The reconstructed Globe Theatre, London: The 'holy grail' for Shakespeare aficionados
This evening I am posting information on a building the 16th century original of which played a key role in the development of the English language insofar as many of William Shakespeare’s plays were written with the particular auditorium and audience in mind. The Shakespeare plays first performed there are:
- Julius Caesar (1599)
- As You Like It
- Measure for Measure
- King Lear
- Antony and Cleopatra
The original location for the theatre group (The King’s Men), of which Shakespeare was a member, was Shoreditch, on the north bank of the River Thames. However, a dispute over renewal of the lease triggered a re-location of the theatre group during late 1598 when a new theatre, the Globe was constructed at Bankside, on the south bank of the Thames close to the location of the current Globe. Shakespeare was one of four actors who bought a share in the Globe.
The original Globe theatre flourished from 1599 until 1613 when it was consumed by fire. After a rebuild the theatre continued until 1642 when it was closed by England’s Puritan administration and finally demolished in 1644.
The reconstructed Globe Theatre was the brainchild of American, Sam Wanamaker. The project was twenty-three years in gestation and finally opened in 1997.
The new Globe Theatre was modeled, on the original with information obtained from a mix of archaeology and documentary research, as no plans have survived. Building techniques followed, as closely as possible, those used in the 16th century although the actual stage is the most conjectural aspect of the reconstruction.
The centre of the building is, like the original, open to the elements. By this means maximum use is made of natural light.

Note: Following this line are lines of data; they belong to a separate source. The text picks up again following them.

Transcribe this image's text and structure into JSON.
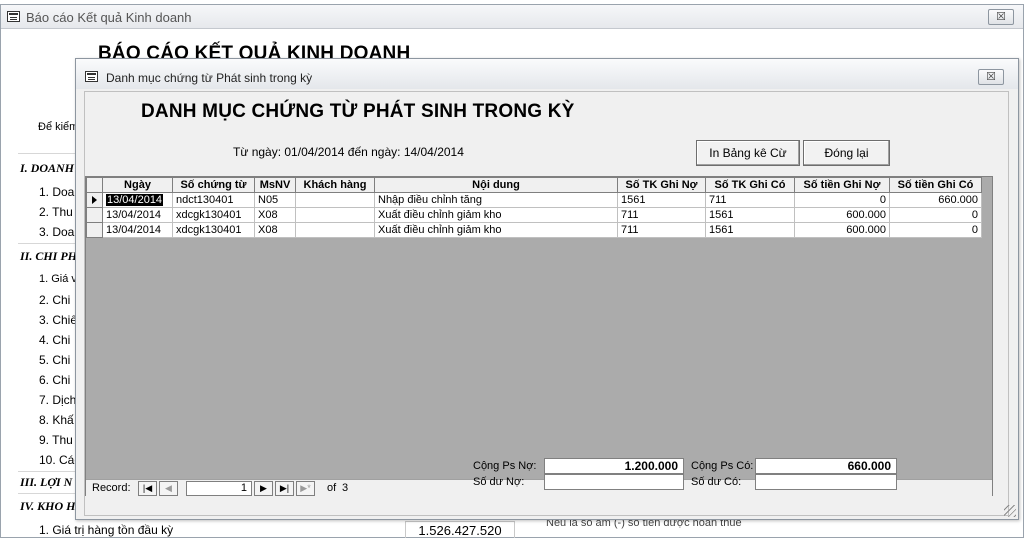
{
  "background_window": {
    "title": "Báo cáo Kết quả Kinh doanh",
    "close_glyph": "☒",
    "report_title": "BÁO CÁO KẾT QUẢ KINH DOANH",
    "de_kiem": "Để kiểm",
    "sections": [
      {
        "label": "I. DOANH"
      },
      {
        "label": "II. CHI PH"
      },
      {
        "label": "III. LỢI N"
      },
      {
        "label": "IV. KHO H"
      }
    ],
    "items": [
      "1. Doa",
      "2. Thu",
      "3. Doa",
      "1. Giá v",
      "2. Chi",
      "3. Chiế",
      "4. Chi",
      "5. Chi",
      "6. Chi",
      "7. Dịch",
      "8. Khấ",
      "9. Thu",
      "10. Các"
    ],
    "bottom_item": "1. Giá trị hàng tồn đầu kỳ",
    "bottom_value": "1.526.427.520",
    "bottom_note": "Nếu là số âm (-) số tiền được hoàn thuế"
  },
  "dialog": {
    "title": "Danh mục chứng từ Phát sinh trong kỳ",
    "close_glyph": "☒",
    "heading": "DANH MỤC CHỨNG TỪ PHÁT SINH TRONG KỲ",
    "date_range": "Từ ngày: 01/04/2014 đến ngày: 14/04/2014",
    "buttons": {
      "print": "In Bảng kê Cừ",
      "close": "Đóng lại"
    },
    "grid": {
      "columns": [
        "Ngày",
        "Số chứng từ",
        "MsNV",
        "Khách hàng",
        "Nội dung",
        "Số TK Ghi Nợ",
        "Số TK Ghi Có",
        "Số tiền Ghi Nợ",
        "Số tiền Ghi Có"
      ],
      "rows": [
        {
          "ngay": "13/04/2014",
          "so_ct": "ndct130401",
          "msnv": "N05",
          "khach_hang": "",
          "noi_dung": "Nhập điều chỉnh tăng",
          "tk_no": "1561",
          "tk_co": "711",
          "tien_no": "0",
          "tien_co": "660.000"
        },
        {
          "ngay": "13/04/2014",
          "so_ct": "xdcgk130401",
          "msnv": "X08",
          "khach_hang": "",
          "noi_dung": "Xuất điều chỉnh giảm kho",
          "tk_no": "711",
          "tk_co": "1561",
          "tien_no": "600.000",
          "tien_co": "0"
        },
        {
          "ngay": "13/04/2014",
          "so_ct": "xdcgk130401",
          "msnv": "X08",
          "khach_hang": "",
          "noi_dung": "Xuất điều chỉnh giảm kho",
          "tk_no": "711",
          "tk_co": "1561",
          "tien_no": "600.000",
          "tien_co": "0"
        }
      ]
    },
    "navigation": {
      "label": "Record:",
      "first": "|◀",
      "prev": "◀",
      "current": "1",
      "next": "▶",
      "last": "▶|",
      "new": "▶*",
      "of_label": "of",
      "total": "3"
    },
    "totals": {
      "cong_ps_no_label": "Cộng Ps Nợ:",
      "cong_ps_no_value": "1.200.000",
      "so_du_no_label": "Số dư Nợ:",
      "so_du_no_value": "",
      "cong_ps_co_label": "Cộng Ps Có:",
      "cong_ps_co_value": "660.000",
      "so_du_co_label": "Số dư Có:",
      "so_du_co_value": ""
    }
  }
}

During the course of a year various Shakespeare and other plays are performed at the Globe.